NED HAMSON and JANICE CERIDWEN
We all had the same type of “stress” high tech IT jobs, but in a world of chaos, Roger lived and breathed calm. He was a pale signature on a white chalk painting on the white wall. Minimalism at its best.
While most of us choose or accept a life full of super highway metaphors, Roger seemed to live like a brook winding its way through a high mountain meadow. We all worked within the super highway mainstream, but he always appeared as if it were an easy drive on a backcountry road.
One day, he invited us to tea at his place. At last, we thought we would learn his secret. I knew his living quarters would be a reflection of him, for above all, he valued consistency.
Janice was not prepared for the level of simplicity that greeted her – an open room of bare wooden floors buffed to a soft gleam. Well, that’s about all I noticed either – the emptiness and the white walls. While small in size, the room felt spacious. A small wooden chest draped with a simple blue cloth next to a square pillow served as table for both dining and working. It held fresh flowers in a small vase. A Japanese calligraphy brightened one wall. He offered each of us some tea. Compared to the life outside on the street, Roger’s third floor loft was like stepping into a classic silent film. After we reluctantly left to return to the speedway world, the stillness of those rooms stayed with us most of the day.
Later I called Janice and asked her what she was thinking about after visiting Roger and his simple life. Janice said: “For the first time in my life, I knew that what I wanted more of was nothing. It was time to purge. I have all the telltale signs. Bulging closets, junk drawers that kept multiplying, half finished projects, lost items. No space.
When I had lived like Roger it was by accident, not by choice. When I moved overseas, my “precious” belongings toured the Pacific Ocean for months while I waited and waited for their arrival. At first, I couldn’t imagine how I would do without them. Especially my clothes. But I found over time that fewer choices of what to wear in the morning actually felt freer and better. When my things finally arrived I was once again overwhelmed by their demands. Once again, things controlled me: repair me, file me, insure me, replace my battery, take me to the cleaners. Arrrgh!
Gale Blanke, author of “In My Wildest Dreams – Living the Life You Long – For,” says it is the old stuff you hold on to that keeps you from new possibilities or opportunities. She calls these your incompletions. She recommends to start making your life simpler by throwing out 50 items in one day! No, not 50 old magazines or 50 plastic food containers. Well, I did that this evening.”
“How did it go,” I asked.

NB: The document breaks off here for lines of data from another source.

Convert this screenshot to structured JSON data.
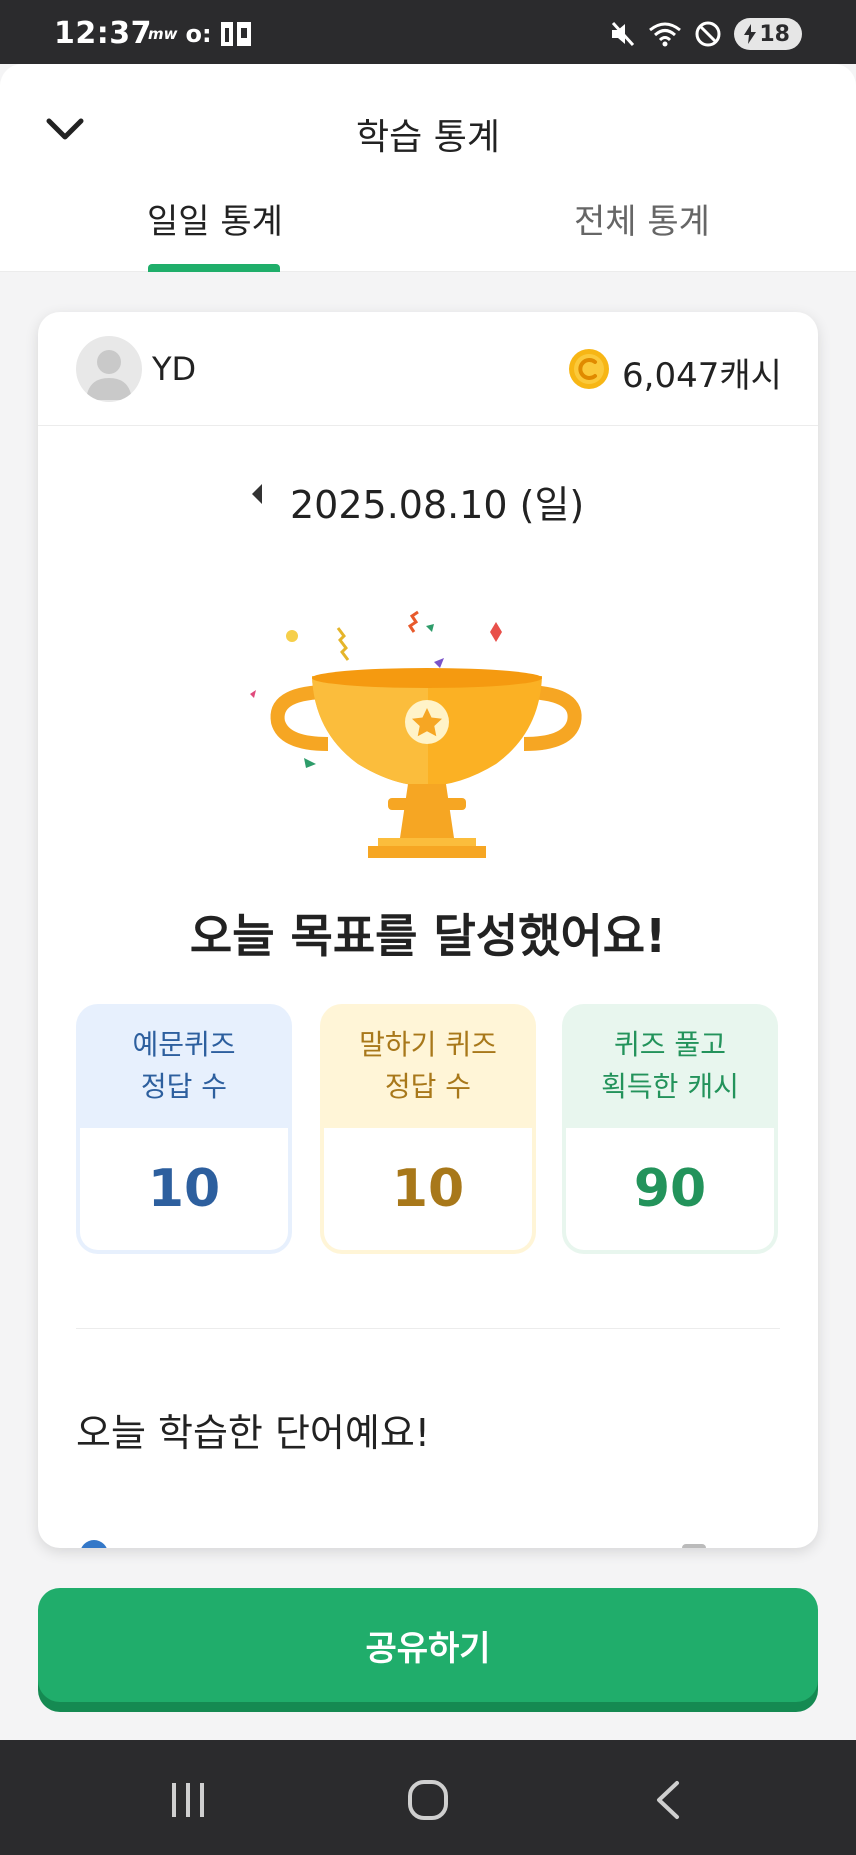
{
  "status_bar": {
    "time": "12:37",
    "left_icons": [
      "mw",
      "o:",
      "n"
    ],
    "battery_level": "18"
  },
  "header": {
    "title": "학습 통계",
    "tabs": [
      {
        "label": "일일 통계",
        "selected": true
      },
      {
        "label": "전체 통계",
        "selected": false
      }
    ]
  },
  "profile": {
    "username": "YD",
    "cash": "6,047캐시"
  },
  "date": "2025.08.10 (일)",
  "goal_message": "오늘 목표를 달성했어요!",
  "stats": [
    {
      "label_line1": "예문퀴즈",
      "label_line2": "정답 수",
      "value": "10",
      "color": "#2d5f9e"
    },
    {
      "label_line1": "말하기 퀴즈",
      "label_line2": "정답 수",
      "value": "10",
      "color": "#a8781a"
    },
    {
      "label_line1": "퀴즈 풀고",
      "label_line2": "획득한 캐시",
      "value": "90",
      "color": "#23935b"
    }
  ],
  "words_title": "오늘 학습한 단어예요!",
  "share_button": "공유하기",
  "colors": {
    "accent": "#20ad6b",
    "trophy": "#f9a826"
  },
  "icons": [
    "chevron-down-icon",
    "coin-icon",
    "trophy-icon",
    "prev-arrow-icon",
    "recents-icon",
    "home-icon",
    "back-icon"
  ]
}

“I learned getting rid of “stuff” is not easy to do; I can justify keeping anything. But, the more I tossed, the freer I felt. I am attached to ideas, so it is hard to give up old books; as if by holding onto them, I will somehow possess all their knowledge they contain. I tossed a closet full of half-finished projects. Moved on and released the distractions. But I did keep a few things that just would not let me give or throw them away.”
“Well, Janice, I did pretty much the same thing, but found it too hard to get rid of all the books and even some papers I wrote in college. But I do feel less cluttered.”
Back at work fresh from this weekend of purging, we greeted Roger and proudly told him how each of us had uncluttered our lives with his good example. Roger smiled one of his slow smiles and said: “I know what you mean,” he said. “I’ve been feeling that I need to unclutter myself too.” I was glad he couldn’t see Janice’s jaw dropping in disbelief that Roger had anything to get uncluttered about. She looked at me and behind her hand silently said: “What clutter could he possibly have to release?”
Roger paused. “Yes, I’ve been holding on to some old hurts, resentments and far too many regrets.” “Oh?” Janice said. As we walked back to our respective cubicles I distinctly think I could smell the faint but sweet aroma of freshly brewed tea in air. Janice was saying: “Hmmm, clutter… simplicity… opinions and thoughts, not just things?”